Every digital product reaches a phase when it needs to be tested for usability. One of the biggest pitfalls in usability testing is conducting a study too late in the design process, or worse, after releasing the product to the market. So the earlier you perform the test, the better!

Successful digital products are the result of continuous testing, measuring, and iterating and usability tests are an incredibly important part of this process.

It’s true that every usability study will be different, depending on your specific goals for the test, but one thing that is crucial for all user research is good preparation. Now, let’s see how you can plan a usability test that will deliver the best possible outcome.

1.Set your usability test goals

First thing you need to do is define the scope (what are you testing e.g. specific UI components, navigation, etc.) and the purpose (why are you testing?) for the study.

Usability studies are perfect for collecting qualitative behavioral data from users and for uncovering usability problems, but they’d be useless without goals that are: specific, measurable, and prioritized.

The golden rule for setting goals is to stay focused and don’t commit to too many goals: the more focused your usability tests are, the more relevant the results will be. So make the most of your research by focusing on the goals that will truly make a difference to your product usability.

Example goal: Determine potential navigation errors in the app or difficulty to locate certain functions.

2. Decide on the format & the tool

Usability research can take many forms - it can be moderated or unmoderated, in-person or remote. Depending on your goals and the resources you have on your disposal, you’ll choose one of the methods or conduct a mix-approach usability study.

For example, moderated in-person studies give you a chance to observe the users more closely, interact with them, and ask additional questions or clarifications to uncover deeper insights.

But unmoderated remote studies also have their benefits. They can be a lot cheaper, faster, and enable you to recruit participants who wouldn’t be interested in coming to your office for an in-person testing session.

There are one-stop tools out there, like our own Koncept app, that can help you conduct unmoderated remote usability testing on your app prototype.

3. Recruit the right participants

If your participants aren’t representative of your target audience, or better yet your user persona, then you won’t get the most useful and relevant feedback. If you’re not sure who your ideal users are, our article about creating user personas can help.

You can recruit participants yourself or use a 3rd party service like usertesting.com.

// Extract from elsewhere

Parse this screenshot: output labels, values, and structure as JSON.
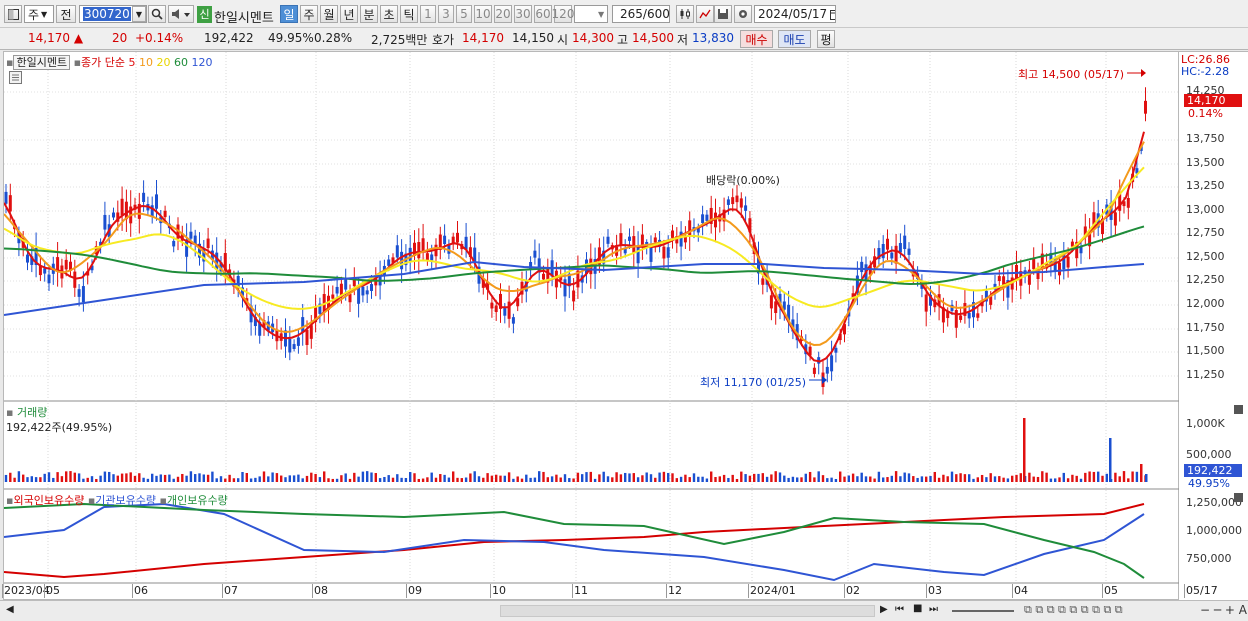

If you’re doing the recruitment, you need to consider the following:

  • What specific behaviors are you looking for in your users?
  • What level of tool knowledge do they need to have?
  • What about domain knowledge?

Regardless of the type of users you are teasing, make sure to provide some sort of incentive, like cash or a discount coupon.

P.S. for a typical usability test we generally recommend having 3-5 participants.

4. Create tasks for participants

Usability testing is all about asking users to complete certain tasks while using your product’s interface. The tasks are typically written in the form of a scenario to provide more context for the user and should match the goals of the study.

In the planning phase, you need to define what information you’ll give to the users. Tasks typically consist of the interactions that need to be performed by the test users, for example:

  • Register an account
  • Sign into your account
  • Create a new project

Strong tasks are very specific or ‘closed-end’ and focus on a particular feature or process.

So try to avoid vague instructions and steer the users only towards interactions that are important for your study.

5. Decide on the metrics you need to collect

How will you measure a user’s performance on a particular task?

You need to look at the following usability metrics:

  • Time to completion
  • Steps to completion
  • Success rate
  • Error rate

You’ll also need to take subjective evaluations into considerations, e.g. how easy it was for the user to complete the task, or how satisfied they were with the UI. You can get answers to these questions by running a short survey after the usability session is over.


A successful usability test enables you to improve your digital product iteratively based on user feedback. These 5 steps will help you plan your usability test study to keep yourself on track and make sure that things run smoothly during the study.